(Stored data)
»»
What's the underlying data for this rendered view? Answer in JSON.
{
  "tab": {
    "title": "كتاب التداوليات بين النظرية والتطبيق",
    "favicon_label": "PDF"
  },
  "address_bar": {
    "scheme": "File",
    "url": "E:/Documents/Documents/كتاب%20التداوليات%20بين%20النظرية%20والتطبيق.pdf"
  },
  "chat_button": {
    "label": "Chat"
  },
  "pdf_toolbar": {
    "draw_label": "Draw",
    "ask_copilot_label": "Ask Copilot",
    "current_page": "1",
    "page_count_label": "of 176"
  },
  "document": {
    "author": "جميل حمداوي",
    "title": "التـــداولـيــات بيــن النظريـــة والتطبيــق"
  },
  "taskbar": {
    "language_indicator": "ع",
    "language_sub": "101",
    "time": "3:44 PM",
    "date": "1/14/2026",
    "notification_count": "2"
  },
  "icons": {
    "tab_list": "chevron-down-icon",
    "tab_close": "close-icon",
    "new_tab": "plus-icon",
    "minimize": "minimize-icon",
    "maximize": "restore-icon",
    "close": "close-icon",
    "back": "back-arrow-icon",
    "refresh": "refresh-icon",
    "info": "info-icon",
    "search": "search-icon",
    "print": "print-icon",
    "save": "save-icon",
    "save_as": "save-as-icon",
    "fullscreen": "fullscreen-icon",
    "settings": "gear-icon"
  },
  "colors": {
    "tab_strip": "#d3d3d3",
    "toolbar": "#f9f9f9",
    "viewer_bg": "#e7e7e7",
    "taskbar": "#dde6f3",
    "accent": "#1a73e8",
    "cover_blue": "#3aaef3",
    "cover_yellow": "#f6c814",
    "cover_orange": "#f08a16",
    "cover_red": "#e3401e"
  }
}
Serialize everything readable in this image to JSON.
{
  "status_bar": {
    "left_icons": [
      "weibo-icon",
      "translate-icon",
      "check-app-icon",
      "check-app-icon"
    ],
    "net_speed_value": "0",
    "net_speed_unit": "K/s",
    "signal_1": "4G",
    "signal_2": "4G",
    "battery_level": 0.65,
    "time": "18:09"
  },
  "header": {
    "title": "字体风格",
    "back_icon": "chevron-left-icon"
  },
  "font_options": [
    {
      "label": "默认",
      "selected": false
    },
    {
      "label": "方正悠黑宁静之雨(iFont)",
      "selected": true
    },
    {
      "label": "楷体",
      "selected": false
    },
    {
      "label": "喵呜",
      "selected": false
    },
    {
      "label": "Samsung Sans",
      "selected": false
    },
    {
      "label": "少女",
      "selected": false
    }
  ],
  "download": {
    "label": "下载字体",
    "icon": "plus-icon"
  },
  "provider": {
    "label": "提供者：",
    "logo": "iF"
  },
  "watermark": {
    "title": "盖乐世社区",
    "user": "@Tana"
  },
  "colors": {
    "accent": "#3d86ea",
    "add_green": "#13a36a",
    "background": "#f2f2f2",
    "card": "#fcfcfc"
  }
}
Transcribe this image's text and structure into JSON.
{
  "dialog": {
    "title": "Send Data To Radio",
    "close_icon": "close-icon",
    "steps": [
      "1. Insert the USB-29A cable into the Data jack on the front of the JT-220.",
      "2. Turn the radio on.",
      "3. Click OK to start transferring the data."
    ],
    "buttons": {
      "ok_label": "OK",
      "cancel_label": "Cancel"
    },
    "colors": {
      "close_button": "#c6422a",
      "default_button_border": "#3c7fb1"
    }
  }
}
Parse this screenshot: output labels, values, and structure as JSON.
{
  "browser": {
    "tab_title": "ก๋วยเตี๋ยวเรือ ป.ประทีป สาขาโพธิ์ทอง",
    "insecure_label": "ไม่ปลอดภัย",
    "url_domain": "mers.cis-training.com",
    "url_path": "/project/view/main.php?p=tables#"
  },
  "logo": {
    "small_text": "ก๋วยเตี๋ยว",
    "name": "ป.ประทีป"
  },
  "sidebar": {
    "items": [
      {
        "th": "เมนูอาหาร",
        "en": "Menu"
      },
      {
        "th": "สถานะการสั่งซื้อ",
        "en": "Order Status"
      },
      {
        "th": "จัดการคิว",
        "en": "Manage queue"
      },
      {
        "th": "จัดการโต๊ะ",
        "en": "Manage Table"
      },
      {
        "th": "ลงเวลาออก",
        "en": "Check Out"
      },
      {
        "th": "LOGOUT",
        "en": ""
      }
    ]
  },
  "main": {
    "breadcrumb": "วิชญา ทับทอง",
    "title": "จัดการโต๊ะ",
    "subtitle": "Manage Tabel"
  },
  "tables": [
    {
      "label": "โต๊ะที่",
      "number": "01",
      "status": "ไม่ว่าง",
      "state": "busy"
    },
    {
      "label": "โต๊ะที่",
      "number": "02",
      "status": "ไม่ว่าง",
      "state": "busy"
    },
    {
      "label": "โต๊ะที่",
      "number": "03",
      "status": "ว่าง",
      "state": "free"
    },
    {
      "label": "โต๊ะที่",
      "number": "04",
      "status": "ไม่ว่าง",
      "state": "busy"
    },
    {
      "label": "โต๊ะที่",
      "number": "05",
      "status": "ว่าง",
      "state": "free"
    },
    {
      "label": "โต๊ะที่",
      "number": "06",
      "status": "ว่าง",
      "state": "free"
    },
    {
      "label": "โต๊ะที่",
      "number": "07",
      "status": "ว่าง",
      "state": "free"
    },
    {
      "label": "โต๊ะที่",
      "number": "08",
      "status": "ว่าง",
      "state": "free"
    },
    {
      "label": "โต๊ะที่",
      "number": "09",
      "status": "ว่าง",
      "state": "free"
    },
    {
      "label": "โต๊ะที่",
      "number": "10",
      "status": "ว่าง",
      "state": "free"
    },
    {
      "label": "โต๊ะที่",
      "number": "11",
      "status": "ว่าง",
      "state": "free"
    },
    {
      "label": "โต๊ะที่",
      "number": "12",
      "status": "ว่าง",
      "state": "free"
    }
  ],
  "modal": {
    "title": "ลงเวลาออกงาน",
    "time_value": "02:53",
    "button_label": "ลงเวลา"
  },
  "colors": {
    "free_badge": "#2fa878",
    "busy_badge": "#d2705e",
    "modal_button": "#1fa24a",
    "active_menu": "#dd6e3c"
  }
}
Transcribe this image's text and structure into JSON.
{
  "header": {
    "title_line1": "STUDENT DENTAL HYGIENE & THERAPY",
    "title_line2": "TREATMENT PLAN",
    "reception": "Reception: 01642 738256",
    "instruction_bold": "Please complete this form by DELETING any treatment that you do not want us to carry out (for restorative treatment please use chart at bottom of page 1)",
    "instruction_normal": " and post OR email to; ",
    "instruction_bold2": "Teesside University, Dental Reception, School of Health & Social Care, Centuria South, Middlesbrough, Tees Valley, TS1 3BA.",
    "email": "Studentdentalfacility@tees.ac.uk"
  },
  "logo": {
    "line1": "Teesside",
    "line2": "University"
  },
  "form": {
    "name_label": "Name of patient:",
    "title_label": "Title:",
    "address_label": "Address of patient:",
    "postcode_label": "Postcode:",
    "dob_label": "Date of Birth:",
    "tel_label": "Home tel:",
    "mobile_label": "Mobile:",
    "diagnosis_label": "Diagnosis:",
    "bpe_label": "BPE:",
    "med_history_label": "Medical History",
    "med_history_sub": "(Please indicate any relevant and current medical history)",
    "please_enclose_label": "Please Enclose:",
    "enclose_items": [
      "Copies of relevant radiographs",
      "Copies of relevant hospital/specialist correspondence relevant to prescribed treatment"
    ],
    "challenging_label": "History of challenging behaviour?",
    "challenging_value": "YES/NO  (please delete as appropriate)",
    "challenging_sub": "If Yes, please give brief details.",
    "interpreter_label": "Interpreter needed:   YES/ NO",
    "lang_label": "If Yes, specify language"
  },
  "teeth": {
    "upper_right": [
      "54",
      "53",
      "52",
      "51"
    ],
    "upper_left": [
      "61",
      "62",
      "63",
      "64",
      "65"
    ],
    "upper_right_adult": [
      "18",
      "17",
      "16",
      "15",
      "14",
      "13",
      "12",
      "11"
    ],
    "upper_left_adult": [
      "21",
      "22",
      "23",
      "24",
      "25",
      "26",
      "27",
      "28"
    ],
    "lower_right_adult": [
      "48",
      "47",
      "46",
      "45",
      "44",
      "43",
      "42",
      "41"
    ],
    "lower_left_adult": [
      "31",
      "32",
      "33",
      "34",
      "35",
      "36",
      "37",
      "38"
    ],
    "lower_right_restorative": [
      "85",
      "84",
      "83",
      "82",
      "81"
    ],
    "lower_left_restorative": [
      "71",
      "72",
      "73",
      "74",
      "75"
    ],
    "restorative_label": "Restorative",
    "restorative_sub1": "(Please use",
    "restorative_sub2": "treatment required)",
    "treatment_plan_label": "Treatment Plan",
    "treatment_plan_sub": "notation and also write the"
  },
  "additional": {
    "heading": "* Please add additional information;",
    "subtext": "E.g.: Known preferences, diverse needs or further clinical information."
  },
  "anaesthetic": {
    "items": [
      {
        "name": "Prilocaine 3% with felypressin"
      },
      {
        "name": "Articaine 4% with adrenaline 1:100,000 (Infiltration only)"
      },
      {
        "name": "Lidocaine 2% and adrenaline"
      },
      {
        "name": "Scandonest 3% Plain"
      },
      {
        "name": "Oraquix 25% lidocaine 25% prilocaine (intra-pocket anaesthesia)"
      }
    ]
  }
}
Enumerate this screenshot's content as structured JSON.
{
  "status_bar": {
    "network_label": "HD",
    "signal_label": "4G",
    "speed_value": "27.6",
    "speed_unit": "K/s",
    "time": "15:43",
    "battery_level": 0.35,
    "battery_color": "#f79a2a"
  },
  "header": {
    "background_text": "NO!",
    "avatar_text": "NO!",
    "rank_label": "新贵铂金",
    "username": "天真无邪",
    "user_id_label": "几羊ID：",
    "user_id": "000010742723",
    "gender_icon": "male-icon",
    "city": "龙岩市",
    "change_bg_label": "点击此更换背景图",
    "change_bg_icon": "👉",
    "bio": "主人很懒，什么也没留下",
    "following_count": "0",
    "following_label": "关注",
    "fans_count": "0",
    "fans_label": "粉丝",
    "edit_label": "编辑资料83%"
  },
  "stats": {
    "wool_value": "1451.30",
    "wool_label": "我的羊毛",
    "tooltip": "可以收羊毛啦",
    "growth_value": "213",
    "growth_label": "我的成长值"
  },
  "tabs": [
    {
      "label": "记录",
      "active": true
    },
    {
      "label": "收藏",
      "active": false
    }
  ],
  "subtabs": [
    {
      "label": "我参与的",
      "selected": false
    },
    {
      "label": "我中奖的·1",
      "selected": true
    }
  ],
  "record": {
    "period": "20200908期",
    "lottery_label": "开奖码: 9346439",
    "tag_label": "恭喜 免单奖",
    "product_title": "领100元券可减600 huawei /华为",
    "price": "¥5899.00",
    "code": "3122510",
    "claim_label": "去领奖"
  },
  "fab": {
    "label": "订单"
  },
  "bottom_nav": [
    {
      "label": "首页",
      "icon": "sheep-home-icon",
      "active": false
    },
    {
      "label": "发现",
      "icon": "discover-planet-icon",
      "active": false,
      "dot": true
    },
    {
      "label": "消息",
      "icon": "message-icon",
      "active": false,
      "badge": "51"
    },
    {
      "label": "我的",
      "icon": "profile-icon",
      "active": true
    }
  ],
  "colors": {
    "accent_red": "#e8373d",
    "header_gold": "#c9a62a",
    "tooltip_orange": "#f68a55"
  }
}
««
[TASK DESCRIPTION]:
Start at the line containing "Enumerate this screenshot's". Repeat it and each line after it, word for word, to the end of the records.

[PROBLEM SOLUTION]:
Enumerate this screenshot's content as structured JSON.
{
  "status_bar": {
    "network_label": "HD",
    "signal_label": "4G",
    "speed_value": "27.6",
    "speed_unit": "K/s",
    "time": "15:43",
    "battery_level": 0.35,
    "battery_color": "#f79a2a"
  },
  "header": {
    "background_text": "NO!",
    "avatar_text": "NO!",
    "rank_label": "新贵铂金",
    "username": "天真无邪",
    "user_id_label": "几羊ID：",
    "user_id": "000010742723",
    "gender_icon": "male-icon",
    "city": "龙岩市",
    "change_bg_label": "点击此更换背景图",
    "change_bg_icon": "👉",
    "bio": "主人很懒，什么也没留下",
    "following_count": "0",
    "following_label": "关注",
    "fans_count": "0",
    "fans_label": "粉丝",
    "edit_label": "编辑资料83%"
  },
  "stats": {
    "wool_value": "1451.30",
    "wool_label": "我的羊毛",
    "tooltip": "可以收羊毛啦",
    "growth_value": "213",
    "growth_label": "我的成长值"
  },
  "tabs": [
    {
      "label": "记录",
      "active": true
    },
    {
      "label": "收藏",
      "active": false
    }
  ],
  "subtabs": [
    {
      "label": "我参与的",
      "selected": false
    },
    {
      "label": "我中奖的·1",
      "selected": true
    }
  ],
  "record": {
    "period": "20200908期",
    "lottery_label": "开奖码: 9346439",
    "tag_label": "恭喜 免单奖",
    "product_title": "领100元券可减600 huawei /华为",
    "price": "¥5899.00",
    "code": "3122510",
    "claim_label": "去领奖"
  },
  "fab": {
    "label": "订单"
  },
  "bottom_nav": [
    {
      "label": "首页",
      "icon": "sheep-home-icon",
      "active": false
    },
    {
      "label": "发现",
      "icon": "discover-planet-icon",
      "active": false,
      "dot": true
    },
    {
      "label": "消息",
      "icon": "message-icon",
      "active": false,
      "badge": "51"
    },
    {
      "label": "我的",
      "icon": "profile-icon",
      "active": true
    }
  ],
  "colors": {
    "accent_red": "#e8373d",
    "header_gold": "#c9a62a",
    "tooltip_orange": "#f68a55"
  }
}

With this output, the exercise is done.